The Fair Pay Act amended California Labor Code section 1197.5, which was known as the California Equal Pay Act which generally prohibited employers from paying lower wages to employees of one sex when compared to the pay of employees of the opposite sex. Entire blog →
Marijuana was legalized for recreational use in California when voters approved Prop 64 on November 8. Now, many employers and workers in California are wondering, â€śCan employers drug test for marijuana now that it is legal?â€ť Thousands of employers perform drug screening tests before hiring and some even after they hire. Before employers change their policies and before workers go lighting up, here is how the legalization of marijuana in California affects the right of employers to perform pre-employment and post-hire drug screening.
Californiaâ€™s voters approved Prop 215 in 1996 which legalized medical marijuana in California. Since then employers have still performed drug screening for marijuana. Many employers have ruled out candidates for employment and have even terminated employees after they tested positive despite the candidate or employee meeting the legal requirements for the use of medical marijuana. There have been numerous lawsuits filed as a result. Entire blog →

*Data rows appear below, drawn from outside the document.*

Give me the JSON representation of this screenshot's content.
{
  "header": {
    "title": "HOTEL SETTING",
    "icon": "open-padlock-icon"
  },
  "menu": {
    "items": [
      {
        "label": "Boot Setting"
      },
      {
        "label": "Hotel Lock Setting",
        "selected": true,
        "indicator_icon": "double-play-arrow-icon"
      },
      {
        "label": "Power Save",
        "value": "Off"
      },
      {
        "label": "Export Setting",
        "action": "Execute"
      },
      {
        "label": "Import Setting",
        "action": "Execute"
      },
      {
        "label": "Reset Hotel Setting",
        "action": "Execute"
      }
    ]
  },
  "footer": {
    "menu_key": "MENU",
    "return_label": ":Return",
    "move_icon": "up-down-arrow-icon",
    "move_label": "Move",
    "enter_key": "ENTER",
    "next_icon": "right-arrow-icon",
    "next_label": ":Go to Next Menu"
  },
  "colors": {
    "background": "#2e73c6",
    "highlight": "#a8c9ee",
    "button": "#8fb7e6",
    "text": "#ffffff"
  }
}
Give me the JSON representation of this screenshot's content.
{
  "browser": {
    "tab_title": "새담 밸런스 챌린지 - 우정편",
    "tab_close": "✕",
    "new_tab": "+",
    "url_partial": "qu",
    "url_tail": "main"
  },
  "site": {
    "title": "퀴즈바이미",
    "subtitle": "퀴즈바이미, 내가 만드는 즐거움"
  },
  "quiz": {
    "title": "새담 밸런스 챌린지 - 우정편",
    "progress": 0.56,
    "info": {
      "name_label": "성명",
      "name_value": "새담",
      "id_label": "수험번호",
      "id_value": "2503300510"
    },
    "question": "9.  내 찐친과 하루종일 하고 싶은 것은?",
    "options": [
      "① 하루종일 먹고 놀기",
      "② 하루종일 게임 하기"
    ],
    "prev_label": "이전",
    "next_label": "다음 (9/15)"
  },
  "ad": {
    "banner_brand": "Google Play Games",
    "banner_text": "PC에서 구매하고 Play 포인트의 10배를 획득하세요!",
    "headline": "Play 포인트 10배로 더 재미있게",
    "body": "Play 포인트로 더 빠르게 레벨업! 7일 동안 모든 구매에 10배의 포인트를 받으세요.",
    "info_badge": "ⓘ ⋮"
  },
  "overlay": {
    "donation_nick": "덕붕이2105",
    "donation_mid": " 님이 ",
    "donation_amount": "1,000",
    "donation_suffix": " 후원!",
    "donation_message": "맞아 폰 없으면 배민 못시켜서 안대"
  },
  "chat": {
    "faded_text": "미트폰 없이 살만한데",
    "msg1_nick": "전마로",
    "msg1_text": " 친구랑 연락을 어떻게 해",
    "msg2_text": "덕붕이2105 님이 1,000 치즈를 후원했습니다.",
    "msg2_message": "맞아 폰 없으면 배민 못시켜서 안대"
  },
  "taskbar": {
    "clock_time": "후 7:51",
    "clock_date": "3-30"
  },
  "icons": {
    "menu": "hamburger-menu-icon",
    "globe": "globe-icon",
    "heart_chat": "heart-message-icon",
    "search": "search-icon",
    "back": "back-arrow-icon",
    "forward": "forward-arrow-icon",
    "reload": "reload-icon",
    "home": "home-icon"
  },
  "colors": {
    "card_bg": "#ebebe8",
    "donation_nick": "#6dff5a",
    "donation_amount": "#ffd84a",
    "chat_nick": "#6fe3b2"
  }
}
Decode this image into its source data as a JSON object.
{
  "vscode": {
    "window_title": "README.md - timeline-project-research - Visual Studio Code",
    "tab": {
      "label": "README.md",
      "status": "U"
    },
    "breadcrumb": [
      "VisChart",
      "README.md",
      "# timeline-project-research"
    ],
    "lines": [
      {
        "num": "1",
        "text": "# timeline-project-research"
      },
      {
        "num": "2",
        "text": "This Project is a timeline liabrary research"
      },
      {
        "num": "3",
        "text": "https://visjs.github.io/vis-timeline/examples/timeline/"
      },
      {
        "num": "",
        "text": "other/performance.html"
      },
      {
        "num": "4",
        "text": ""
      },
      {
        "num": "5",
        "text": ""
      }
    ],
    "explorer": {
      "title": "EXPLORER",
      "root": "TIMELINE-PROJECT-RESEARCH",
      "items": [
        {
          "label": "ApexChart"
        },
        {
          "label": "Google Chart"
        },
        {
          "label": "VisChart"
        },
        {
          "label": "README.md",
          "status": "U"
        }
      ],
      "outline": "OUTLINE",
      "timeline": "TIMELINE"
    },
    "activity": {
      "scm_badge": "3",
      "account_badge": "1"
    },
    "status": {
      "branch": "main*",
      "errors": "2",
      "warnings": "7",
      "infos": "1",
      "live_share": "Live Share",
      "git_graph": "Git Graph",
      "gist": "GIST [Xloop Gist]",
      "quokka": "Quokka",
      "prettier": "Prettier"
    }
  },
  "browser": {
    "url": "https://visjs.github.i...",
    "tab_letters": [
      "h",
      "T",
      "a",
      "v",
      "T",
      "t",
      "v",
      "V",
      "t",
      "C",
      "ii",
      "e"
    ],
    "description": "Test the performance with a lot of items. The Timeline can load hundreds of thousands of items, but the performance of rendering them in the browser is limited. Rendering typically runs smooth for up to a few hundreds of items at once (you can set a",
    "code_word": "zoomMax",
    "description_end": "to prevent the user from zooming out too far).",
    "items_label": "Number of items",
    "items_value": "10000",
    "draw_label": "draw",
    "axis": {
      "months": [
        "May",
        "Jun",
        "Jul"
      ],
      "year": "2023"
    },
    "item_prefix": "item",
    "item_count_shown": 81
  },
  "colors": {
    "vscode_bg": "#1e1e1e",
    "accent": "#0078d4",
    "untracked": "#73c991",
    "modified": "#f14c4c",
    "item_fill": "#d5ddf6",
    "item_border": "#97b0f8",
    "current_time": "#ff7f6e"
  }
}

There are numerous Federal and state laws that protect California workers from discrimination in the workplace. These laws are designed to provide for equal opportunity employment for workers of all races, nationalities, religions, sexual orientations, and more. The laws generally protect those seeking employment, those that are employed, and those subject to termination by an employer against workplace discrimination. Entire blog →
If you are employed in California, there is a high probability that you do not know all of the rights you have as an employee. There are numerous laws on the books that protect workers in California and it is nearly impossible to know and understand all of them. Employment lawsÂ are constantly changing thus keeping up with them is a job in itself. If you think that your rights as an employee may have been violated, it is in your best interest to speak with an employment law attorney. Entire blog →
If your business employs individuals driving company owned or employee owned vehicles in the course of their job duties, depending on the particular circumstances, your business may be held liable for their negligence. The damages that can be awarded as a result of a catastrophic accident are potentially unlimited, therefore it is important that your company hold sufficient insurance to cover this type of situation. Without the proper insurance coverage, your company could be responsible for paying the entire cost your legal defense, settlement or damages if your business if found liable. Entire blog →
Plowing Activity by Duarte Nursery Violated The Clean Water Act According To U.S. District Court In California
On Friday, June 10, 2016, A U.S. District court in California made a decision in Duarte Nursery v. Army Corps of Engineers. The ruling has the potential of affecting farmers and their plowing activities across California. The Federal court ruled that Duarte Nursery violated the Clean Water Act by plowing its property, even though the Act allegedly exempts this type of farming practice. The plaintiffs assert that the implementing regulations provide that plowing activity shall not be subject to the Act, if the activity does not result in conversion of wetlands to dry land. Entire blog →